Chefik Simo, midfielder: Suffered several injuries in the Griffin crash, including torn ligaments in his knee, a broken pelvis, stomach ruptures, a broken wrist, lacerations on his face and a separated shoulder. Simo spent two months in the hospital recovering.
He transferred to the University of Virginia and played for the Cavaliers in 2004. However, because of the injuries sustained in the crash, doctors advised Simo to quit. He graduated from Virginia two years ago and is now an agent with Proactive Sports Management in Washington, D.C.
"My job is to identify and sign new talent," Simo says. "I enjoy it and it's almost therapeutic, not being able to be able to play, but being around players and the game. It's a good situation."
Jordan Stone, midfielder: A former Project-40 player, Stone signed with the Dallas Burn, now FC Dallas, in 2001.
Stone retired three years later to pursue a life in the ministry. He is now an associate pastor at Providence Church in Frisco, Texas. Stone does everything from preaching to counseling members to handling administrative duties at Providence.
"The lord called me to the ministry," Stone says. "I grew up in a Christian home and, at one time, soccer was my ministry. I'm not so far removed from soccer, but I don't miss it. I love what I'm doing, this is my calling."

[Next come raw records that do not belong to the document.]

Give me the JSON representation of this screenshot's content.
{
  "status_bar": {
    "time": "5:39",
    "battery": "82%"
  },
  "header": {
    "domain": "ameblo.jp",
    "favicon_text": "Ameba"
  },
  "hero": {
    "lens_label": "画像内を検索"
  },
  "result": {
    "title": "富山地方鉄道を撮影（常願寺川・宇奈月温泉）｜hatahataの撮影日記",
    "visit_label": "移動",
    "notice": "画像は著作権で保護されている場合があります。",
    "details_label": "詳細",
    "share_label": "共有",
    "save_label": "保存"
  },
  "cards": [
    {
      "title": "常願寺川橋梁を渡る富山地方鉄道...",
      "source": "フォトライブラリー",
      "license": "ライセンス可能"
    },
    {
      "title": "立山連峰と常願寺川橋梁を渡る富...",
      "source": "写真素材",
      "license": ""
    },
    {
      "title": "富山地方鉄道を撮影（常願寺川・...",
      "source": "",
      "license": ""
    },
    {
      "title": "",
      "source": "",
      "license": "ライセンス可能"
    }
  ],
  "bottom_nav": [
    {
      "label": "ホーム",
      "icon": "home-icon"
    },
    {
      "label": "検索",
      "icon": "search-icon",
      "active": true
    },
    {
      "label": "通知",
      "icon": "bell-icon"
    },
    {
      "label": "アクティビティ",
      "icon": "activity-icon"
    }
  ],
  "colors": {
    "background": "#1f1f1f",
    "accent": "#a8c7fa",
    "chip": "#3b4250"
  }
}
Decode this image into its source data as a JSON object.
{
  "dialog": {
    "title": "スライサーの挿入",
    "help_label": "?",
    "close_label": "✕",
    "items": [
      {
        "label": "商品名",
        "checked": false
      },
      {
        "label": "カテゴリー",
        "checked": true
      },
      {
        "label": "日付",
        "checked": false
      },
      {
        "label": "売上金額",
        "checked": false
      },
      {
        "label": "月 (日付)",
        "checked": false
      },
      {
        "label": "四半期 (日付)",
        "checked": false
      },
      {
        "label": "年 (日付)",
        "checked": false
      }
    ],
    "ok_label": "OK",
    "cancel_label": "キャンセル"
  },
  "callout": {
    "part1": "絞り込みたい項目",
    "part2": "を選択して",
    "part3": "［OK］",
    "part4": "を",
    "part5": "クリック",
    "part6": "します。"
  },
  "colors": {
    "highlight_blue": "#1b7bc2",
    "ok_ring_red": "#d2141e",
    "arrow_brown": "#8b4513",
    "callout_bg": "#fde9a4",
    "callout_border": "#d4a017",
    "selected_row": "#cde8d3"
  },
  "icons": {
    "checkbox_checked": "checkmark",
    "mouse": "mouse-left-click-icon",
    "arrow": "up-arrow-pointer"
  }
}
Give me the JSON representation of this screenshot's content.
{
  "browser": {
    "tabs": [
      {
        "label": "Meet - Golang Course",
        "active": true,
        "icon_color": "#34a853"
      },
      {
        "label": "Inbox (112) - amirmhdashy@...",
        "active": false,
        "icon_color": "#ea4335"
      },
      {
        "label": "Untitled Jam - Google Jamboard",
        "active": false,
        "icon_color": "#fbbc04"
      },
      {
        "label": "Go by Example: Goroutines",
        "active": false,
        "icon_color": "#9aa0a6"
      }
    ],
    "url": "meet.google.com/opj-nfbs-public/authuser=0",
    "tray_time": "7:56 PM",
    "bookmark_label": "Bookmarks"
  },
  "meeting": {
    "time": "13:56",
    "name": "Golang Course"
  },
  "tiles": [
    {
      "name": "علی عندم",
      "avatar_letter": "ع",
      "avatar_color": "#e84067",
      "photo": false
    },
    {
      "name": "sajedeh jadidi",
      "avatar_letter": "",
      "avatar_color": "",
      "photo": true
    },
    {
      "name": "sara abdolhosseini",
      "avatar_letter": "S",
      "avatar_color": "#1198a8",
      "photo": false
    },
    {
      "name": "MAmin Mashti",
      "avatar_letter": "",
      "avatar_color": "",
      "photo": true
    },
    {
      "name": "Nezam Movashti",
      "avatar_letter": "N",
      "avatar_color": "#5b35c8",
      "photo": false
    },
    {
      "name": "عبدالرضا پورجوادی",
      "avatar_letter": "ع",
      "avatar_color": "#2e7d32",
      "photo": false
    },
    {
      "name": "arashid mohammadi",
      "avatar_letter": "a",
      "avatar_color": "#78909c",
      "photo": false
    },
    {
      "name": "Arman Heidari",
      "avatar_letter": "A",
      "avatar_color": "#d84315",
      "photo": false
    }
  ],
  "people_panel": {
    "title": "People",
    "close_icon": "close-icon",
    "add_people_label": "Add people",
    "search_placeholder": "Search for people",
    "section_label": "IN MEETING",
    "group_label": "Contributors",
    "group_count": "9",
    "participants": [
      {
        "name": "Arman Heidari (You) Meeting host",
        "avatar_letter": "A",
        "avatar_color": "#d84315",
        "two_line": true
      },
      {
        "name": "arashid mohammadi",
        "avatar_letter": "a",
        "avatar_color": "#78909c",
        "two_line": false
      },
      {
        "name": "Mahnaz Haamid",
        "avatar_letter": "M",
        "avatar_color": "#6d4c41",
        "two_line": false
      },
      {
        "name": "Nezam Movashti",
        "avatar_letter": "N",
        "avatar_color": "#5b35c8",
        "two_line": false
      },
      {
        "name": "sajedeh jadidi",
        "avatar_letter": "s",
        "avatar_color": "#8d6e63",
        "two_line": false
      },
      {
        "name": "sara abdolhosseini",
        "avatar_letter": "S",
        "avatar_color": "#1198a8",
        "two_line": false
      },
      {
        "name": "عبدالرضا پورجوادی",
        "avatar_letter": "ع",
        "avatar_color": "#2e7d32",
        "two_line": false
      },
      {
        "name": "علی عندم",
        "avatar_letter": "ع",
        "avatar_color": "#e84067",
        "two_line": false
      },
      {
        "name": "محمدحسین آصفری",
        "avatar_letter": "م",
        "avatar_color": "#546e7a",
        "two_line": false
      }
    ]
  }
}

Josh Villalobos, midfielder: Played at Furman from 2002-05 and is now a personal trainer at First Coast YMCA in Jacksonville, Fla.
Villalobos is also a part-time pre-med student at Florida Community College. Villalobos might pursue a career as a physician's assistant. As for his job at the Y, Villalobos said: "I enjoy it a lot. It's not just being a personal trainer, it's talking to people about their lifestyle and weight issues. It's rewarding to help people reach their goals."
Tyson Wahl, defender: Seattle Sounders FC plucked Wahl from the Kansas City Wizards in the expansion draft in November. He played in 32 games, including 26 starts, for the Wizards over the past three years. Wahl, an All-American at the University of California, started in 16 games for Kansas City last season.
Ford Williams, goalkeeper: A standout at the University of North Carolina from 2003-06, Williams is a development coordinator in the athletic department at Georgia State University .
Williams does fundraising, working with booster clubs, alumni, former athletes and friends of the school. He started as an intern at Georgia State, moving on to grad assistant, before being elevated to the coordinator position.
"I love this job, I'm excited about coming to work every day," Williams says. "I want to be an athletic director some day. North Carolina is my dream job, but I'm not locked in."
Others on the 2001 residency roster, but not members of the 2001 U-17 World Cup squad:
Justin Rodriguez covers USL, NCAA and youth soccer for ESPNsoccernet. He is the soccer writer for the Times Herald-Record in Middletown, N.Y., and can be reached at firstname.lastname@example.org.